[MATERIALS PROVIDED — start]

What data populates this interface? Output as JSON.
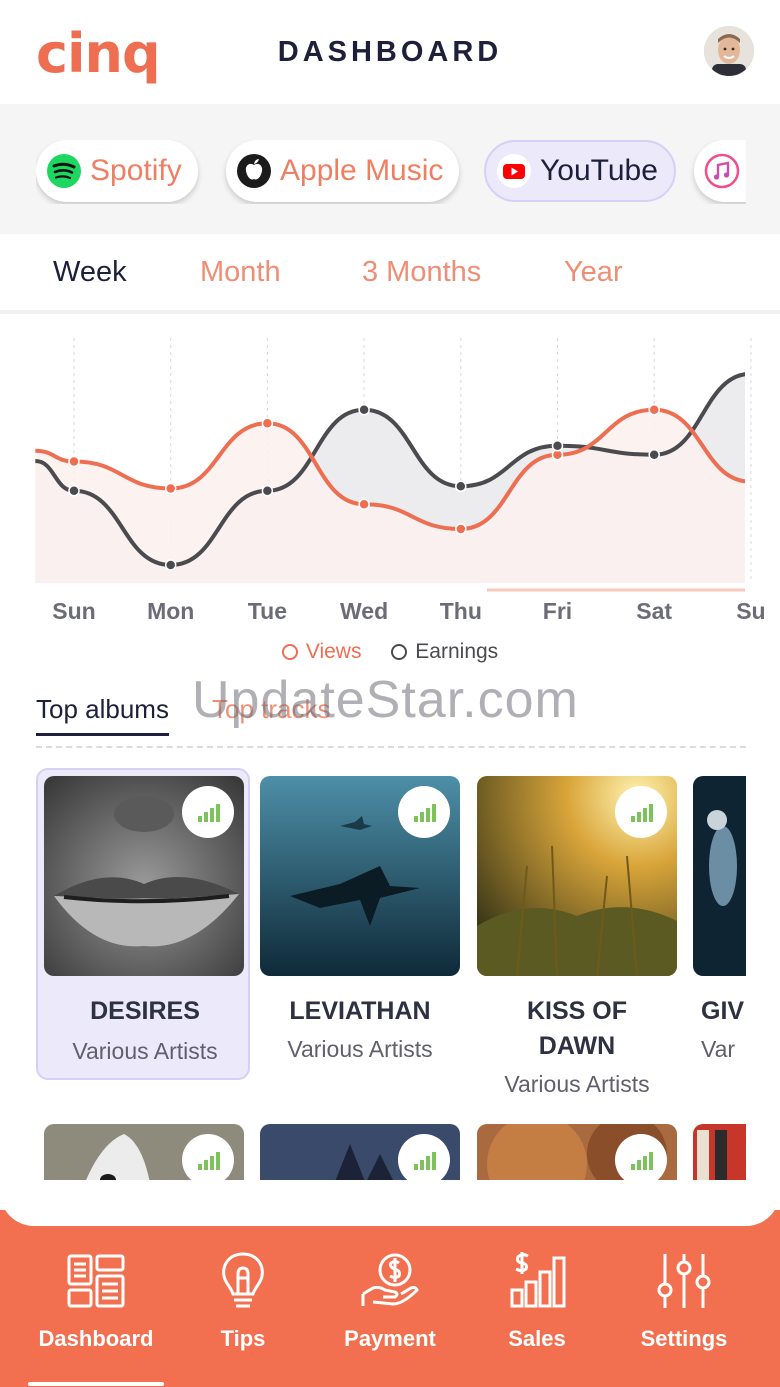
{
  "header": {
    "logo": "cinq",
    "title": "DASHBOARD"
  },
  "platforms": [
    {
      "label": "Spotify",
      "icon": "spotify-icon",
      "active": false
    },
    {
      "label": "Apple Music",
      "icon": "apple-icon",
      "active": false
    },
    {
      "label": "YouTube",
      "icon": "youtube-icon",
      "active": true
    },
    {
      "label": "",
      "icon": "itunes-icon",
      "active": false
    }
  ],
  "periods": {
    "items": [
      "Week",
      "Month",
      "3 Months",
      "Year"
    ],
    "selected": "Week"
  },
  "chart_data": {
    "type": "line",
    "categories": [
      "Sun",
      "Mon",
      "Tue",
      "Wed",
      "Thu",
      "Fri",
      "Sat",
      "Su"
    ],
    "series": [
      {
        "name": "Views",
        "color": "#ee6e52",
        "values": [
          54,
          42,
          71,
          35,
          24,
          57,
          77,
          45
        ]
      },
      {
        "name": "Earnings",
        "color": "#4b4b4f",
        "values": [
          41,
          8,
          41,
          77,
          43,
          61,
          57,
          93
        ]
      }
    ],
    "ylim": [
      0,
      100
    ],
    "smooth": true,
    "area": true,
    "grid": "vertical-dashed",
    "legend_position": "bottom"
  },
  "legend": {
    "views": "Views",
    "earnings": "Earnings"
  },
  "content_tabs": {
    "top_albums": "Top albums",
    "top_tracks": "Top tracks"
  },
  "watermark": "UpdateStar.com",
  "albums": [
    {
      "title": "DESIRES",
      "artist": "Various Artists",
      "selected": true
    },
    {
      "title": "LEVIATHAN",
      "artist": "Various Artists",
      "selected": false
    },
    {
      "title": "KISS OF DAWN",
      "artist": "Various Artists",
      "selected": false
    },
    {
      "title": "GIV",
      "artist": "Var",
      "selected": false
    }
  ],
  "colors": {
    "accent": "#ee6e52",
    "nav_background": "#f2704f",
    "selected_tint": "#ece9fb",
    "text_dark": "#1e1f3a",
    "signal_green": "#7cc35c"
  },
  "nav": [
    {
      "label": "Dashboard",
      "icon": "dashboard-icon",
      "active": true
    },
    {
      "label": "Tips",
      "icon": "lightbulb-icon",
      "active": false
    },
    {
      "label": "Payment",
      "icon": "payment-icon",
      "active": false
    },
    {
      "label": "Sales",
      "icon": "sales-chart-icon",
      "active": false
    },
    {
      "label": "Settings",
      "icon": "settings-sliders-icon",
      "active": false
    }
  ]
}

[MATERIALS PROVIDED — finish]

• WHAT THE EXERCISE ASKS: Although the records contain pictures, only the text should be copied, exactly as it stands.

• TASK RESULT:
What data populates this interface? Output as JSON.
{
  "header": {
    "logo": "cinq",
    "title": "DASHBOARD"
  },
  "platforms": [
    {
      "label": "Spotify",
      "icon": "spotify-icon",
      "active": false
    },
    {
      "label": "Apple Music",
      "icon": "apple-icon",
      "active": false
    },
    {
      "label": "YouTube",
      "icon": "youtube-icon",
      "active": true
    },
    {
      "label": "",
      "icon": "itunes-icon",
      "active": false
    }
  ],
  "periods": {
    "items": [
      "Week",
      "Month",
      "3 Months",
      "Year"
    ],
    "selected": "Week"
  },
  "chart_data": {
    "type": "line",
    "categories": [
      "Sun",
      "Mon",
      "Tue",
      "Wed",
      "Thu",
      "Fri",
      "Sat",
      "Su"
    ],
    "series": [
      {
        "name": "Views",
        "color": "#ee6e52",
        "values": [
          54,
          42,
          71,
          35,
          24,
          57,
          77,
          45
        ]
      },
      {
        "name": "Earnings",
        "color": "#4b4b4f",
        "values": [
          41,
          8,
          41,
          77,
          43,
          61,
          57,
          93
        ]
      }
    ],
    "ylim": [
      0,
      100
    ],
    "smooth": true,
    "area": true,
    "grid": "vertical-dashed",
    "legend_position": "bottom"
  },
  "legend": {
    "views": "Views",
    "earnings": "Earnings"
  },
  "content_tabs": {
    "top_albums": "Top albums",
    "top_tracks": "Top tracks"
  },
  "watermark": "UpdateStar.com",
  "albums": [
    {
      "title": "DESIRES",
      "artist": "Various Artists",
      "selected": true
    },
    {
      "title": "LEVIATHAN",
      "artist": "Various Artists",
      "selected": false
    },
    {
      "title": "KISS OF DAWN",
      "artist": "Various Artists",
      "selected": false
    },
    {
      "title": "GIV",
      "artist": "Var",
      "selected": false
    }
  ],
  "colors": {
    "accent": "#ee6e52",
    "nav_background": "#f2704f",
    "selected_tint": "#ece9fb",
    "text_dark": "#1e1f3a",
    "signal_green": "#7cc35c"
  },
  "nav": [
    {
      "label": "Dashboard",
      "icon": "dashboard-icon",
      "active": true
    },
    {
      "label": "Tips",
      "icon": "lightbulb-icon",
      "active": false
    },
    {
      "label": "Payment",
      "icon": "payment-icon",
      "active": false
    },
    {
      "label": "Sales",
      "icon": "sales-chart-icon",
      "active": false
    },
    {
      "label": "Settings",
      "icon": "settings-sliders-icon",
      "active": false
    }
  ]
}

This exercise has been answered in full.